I just watched Ghostbusters again, for the umpteenth time. It’s just as funny as it ever was, but now there is a hint of sadness mixed in as well. Harold Ramis had an astounding career beside Ghostbusters, but that is the movie I will always go back to. I always identified with Egon. It is strange to see him on the screen, to hear his deadpan voice and to also know he’s passed on. It doesn’t seem right.
I want to write an article on the passing of Dwayne McDuffie but I can’t. I didn’t know him as well as I should have. Comics, the small industry that it is, has its celebrated names like Bendis, Morrison, Johns and Alan Moore. But there are writers in the industry that remain relatively unknown, letting the work speak for itself. And now, looking back on the legacy of Dwayne McDuffie, I see a man who has influenced me tremendously. Looking up his name I see Marvel’s Damage Control, a comic series about the company that rebuilds all the destruction caused

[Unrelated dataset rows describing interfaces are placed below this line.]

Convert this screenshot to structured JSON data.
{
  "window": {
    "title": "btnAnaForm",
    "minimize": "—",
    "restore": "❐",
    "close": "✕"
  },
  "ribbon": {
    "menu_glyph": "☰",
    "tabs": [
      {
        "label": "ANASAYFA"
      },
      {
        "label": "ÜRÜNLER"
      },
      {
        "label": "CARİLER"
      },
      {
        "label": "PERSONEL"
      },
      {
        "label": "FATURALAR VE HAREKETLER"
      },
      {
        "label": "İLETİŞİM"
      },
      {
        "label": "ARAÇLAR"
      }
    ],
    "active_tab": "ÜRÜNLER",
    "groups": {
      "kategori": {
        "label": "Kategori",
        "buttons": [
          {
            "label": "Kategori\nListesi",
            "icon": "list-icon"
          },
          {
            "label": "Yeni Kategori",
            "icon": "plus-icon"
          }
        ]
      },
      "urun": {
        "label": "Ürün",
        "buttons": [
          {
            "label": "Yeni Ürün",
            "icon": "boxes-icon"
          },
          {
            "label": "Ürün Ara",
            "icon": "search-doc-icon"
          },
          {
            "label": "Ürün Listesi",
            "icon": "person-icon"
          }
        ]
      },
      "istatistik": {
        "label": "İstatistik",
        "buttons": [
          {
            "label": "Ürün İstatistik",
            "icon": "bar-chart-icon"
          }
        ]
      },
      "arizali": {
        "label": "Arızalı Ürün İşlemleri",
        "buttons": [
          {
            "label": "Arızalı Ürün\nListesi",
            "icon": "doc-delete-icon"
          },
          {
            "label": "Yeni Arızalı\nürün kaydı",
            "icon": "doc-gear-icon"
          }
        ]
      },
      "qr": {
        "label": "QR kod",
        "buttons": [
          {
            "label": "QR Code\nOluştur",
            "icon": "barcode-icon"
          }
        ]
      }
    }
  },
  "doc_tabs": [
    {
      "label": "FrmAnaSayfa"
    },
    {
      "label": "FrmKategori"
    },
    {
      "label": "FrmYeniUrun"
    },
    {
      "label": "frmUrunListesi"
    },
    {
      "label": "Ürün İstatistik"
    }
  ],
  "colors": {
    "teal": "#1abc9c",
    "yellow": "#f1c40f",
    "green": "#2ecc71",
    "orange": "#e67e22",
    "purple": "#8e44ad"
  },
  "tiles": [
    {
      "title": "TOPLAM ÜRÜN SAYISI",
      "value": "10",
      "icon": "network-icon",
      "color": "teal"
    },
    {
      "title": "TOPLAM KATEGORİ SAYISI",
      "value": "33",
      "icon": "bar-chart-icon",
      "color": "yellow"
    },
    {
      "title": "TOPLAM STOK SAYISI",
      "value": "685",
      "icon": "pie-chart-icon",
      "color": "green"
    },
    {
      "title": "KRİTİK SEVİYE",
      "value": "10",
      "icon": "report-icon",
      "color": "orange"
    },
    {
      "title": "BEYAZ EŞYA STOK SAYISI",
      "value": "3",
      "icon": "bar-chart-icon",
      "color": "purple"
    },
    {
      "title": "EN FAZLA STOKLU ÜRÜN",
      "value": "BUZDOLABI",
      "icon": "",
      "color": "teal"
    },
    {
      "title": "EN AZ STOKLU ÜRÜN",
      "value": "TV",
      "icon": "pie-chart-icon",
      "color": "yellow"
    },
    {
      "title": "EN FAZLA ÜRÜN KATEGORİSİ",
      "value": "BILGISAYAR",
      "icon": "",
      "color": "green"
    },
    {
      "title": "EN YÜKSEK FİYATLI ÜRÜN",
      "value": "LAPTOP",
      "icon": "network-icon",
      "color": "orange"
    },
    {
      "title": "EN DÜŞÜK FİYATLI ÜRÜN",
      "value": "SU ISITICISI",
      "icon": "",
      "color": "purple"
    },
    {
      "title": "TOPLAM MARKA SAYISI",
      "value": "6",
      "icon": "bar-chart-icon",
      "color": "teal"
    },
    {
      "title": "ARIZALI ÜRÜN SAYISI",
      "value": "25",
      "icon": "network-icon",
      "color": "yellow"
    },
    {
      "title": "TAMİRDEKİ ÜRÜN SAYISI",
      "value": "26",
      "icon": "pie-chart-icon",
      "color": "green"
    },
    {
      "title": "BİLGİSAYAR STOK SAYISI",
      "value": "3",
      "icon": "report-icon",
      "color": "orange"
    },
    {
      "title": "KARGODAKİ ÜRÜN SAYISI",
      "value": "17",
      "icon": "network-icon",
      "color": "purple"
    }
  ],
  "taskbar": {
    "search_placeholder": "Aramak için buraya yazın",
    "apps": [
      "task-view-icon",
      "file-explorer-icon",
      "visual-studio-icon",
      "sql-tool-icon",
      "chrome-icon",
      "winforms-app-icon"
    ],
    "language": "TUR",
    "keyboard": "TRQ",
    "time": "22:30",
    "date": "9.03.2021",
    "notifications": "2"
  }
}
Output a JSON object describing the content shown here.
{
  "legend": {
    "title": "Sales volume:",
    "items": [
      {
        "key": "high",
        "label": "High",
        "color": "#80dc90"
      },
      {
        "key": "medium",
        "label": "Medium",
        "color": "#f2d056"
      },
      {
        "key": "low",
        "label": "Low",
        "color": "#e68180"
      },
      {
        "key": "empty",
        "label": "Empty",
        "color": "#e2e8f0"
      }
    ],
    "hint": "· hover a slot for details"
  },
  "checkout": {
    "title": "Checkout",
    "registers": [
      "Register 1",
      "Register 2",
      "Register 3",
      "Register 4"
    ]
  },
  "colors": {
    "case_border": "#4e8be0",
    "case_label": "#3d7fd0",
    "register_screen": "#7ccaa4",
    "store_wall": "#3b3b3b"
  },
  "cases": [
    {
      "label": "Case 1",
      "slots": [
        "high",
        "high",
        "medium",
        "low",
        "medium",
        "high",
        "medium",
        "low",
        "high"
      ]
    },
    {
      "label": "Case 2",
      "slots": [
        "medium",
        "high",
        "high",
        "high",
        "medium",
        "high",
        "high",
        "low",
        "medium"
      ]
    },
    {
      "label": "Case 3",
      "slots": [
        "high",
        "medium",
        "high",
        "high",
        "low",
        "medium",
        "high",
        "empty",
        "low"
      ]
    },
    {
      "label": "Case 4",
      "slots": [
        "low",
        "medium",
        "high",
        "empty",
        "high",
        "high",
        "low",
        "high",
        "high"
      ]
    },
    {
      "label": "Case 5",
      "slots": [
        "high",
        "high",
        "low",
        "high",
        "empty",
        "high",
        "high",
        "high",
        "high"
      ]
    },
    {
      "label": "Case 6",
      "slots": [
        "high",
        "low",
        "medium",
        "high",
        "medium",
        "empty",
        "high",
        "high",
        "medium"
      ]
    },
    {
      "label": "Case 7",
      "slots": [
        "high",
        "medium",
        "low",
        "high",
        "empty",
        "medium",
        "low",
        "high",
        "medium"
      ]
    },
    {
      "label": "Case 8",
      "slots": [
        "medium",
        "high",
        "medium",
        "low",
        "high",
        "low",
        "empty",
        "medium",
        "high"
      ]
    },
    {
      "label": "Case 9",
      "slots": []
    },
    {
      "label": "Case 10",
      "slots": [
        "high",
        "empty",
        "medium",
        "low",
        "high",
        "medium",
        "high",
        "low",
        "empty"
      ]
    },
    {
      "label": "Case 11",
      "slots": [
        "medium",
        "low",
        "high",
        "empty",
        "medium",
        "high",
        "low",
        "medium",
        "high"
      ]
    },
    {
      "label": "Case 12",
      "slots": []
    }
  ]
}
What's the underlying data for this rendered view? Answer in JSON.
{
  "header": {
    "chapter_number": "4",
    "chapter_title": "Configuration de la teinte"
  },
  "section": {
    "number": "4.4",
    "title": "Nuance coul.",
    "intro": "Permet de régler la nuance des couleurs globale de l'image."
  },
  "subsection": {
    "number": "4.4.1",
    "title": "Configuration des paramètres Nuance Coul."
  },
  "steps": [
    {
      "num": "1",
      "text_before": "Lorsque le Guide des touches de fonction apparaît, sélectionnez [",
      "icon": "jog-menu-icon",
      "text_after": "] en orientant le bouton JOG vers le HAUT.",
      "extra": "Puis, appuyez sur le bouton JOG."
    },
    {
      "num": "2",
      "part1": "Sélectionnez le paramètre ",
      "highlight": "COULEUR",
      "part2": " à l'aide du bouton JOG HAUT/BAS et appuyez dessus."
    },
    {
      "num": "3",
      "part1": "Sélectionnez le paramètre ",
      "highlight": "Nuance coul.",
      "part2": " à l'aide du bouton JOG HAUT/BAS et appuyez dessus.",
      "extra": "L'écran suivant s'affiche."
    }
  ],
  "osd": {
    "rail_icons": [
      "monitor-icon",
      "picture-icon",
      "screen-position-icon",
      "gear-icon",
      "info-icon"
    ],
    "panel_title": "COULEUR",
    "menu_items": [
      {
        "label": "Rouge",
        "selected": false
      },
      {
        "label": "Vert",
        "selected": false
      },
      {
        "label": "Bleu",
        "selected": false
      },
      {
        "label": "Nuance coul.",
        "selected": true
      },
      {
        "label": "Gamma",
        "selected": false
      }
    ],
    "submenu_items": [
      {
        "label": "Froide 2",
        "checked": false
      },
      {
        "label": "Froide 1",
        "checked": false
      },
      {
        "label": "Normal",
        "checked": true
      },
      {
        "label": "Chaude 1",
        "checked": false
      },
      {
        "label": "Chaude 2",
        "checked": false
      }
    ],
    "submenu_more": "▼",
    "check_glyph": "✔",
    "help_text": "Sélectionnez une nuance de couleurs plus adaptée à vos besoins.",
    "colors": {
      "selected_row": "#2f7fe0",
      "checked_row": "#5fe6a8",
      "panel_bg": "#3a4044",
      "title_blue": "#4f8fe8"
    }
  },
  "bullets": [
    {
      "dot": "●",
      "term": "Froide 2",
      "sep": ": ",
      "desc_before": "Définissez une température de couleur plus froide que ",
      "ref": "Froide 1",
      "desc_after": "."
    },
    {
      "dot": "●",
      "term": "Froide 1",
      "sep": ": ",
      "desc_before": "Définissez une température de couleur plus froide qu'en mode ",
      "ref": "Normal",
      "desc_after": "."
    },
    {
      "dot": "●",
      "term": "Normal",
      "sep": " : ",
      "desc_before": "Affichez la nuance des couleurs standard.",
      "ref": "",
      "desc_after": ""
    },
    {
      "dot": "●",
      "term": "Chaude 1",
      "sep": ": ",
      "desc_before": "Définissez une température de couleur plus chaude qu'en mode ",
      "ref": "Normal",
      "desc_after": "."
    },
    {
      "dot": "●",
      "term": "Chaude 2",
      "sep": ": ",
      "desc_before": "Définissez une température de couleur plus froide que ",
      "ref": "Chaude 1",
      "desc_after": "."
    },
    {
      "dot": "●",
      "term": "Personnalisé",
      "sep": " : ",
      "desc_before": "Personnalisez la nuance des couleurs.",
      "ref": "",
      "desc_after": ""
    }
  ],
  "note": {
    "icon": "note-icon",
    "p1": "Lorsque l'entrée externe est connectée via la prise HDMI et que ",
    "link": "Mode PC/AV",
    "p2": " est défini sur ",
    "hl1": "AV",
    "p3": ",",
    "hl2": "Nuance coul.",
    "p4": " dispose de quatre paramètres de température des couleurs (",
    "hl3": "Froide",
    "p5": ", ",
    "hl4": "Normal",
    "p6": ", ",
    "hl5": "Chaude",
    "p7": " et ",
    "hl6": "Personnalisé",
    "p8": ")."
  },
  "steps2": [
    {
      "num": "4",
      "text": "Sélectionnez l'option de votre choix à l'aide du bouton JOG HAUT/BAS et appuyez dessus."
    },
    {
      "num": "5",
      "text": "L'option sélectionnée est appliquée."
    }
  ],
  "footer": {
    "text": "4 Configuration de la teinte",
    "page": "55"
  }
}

Unwinnable is sad to hear Nicholas Courtney, Brigadier Alistair Gordon Lethbridge-Stewart on Doctor Who, has died at the age of 81. Mr. Courtney was born in Egypt, the son of a British diplomat. He studied at Webber Douglas School of Singing and Dramatic Art and first appeared on Doctor Who during the 1965 serial The Daleks’ Master Plan (not as the Brigadier, but as Space Security Agent Bret Vyon). He would win the hearts of Who fans in 1968 as the Brigadier in the serial Web of Fear (though he held the rank of Colonel at the time). The Brigadier